→ **About this task**
Please report how many lines in the records below contain the word "name", and give nothing else.
Given data START
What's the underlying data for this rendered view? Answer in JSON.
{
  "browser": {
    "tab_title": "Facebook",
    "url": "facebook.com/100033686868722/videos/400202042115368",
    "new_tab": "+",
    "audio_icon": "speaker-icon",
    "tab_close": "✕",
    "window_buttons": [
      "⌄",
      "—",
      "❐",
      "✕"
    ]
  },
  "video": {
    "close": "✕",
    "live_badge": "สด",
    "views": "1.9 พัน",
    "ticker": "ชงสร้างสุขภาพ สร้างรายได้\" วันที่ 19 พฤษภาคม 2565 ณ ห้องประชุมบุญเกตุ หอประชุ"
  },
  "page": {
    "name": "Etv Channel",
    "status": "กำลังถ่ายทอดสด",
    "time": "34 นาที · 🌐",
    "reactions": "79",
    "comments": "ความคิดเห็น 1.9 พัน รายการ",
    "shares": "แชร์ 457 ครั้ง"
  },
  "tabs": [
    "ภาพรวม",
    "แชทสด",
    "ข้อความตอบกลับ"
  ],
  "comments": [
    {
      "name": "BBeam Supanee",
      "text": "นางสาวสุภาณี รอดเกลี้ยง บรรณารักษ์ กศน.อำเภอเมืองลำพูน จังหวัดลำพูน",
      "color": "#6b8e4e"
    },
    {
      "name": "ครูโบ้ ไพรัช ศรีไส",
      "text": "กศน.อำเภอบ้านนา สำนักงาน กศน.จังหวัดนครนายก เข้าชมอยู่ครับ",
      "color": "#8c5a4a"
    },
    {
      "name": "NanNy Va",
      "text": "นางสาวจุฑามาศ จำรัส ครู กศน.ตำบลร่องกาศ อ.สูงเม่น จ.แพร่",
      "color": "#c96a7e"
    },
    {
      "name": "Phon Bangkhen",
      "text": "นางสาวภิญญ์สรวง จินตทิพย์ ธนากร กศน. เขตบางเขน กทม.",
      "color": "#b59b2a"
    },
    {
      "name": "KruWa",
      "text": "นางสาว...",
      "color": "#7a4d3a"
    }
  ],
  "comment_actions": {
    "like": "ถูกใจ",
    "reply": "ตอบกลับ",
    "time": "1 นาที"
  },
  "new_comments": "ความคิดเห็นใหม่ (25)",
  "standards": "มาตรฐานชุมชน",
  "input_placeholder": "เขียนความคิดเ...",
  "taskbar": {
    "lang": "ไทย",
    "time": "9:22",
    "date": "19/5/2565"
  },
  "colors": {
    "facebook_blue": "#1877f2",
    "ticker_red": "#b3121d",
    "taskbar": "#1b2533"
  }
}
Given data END
→ **Answer section**
6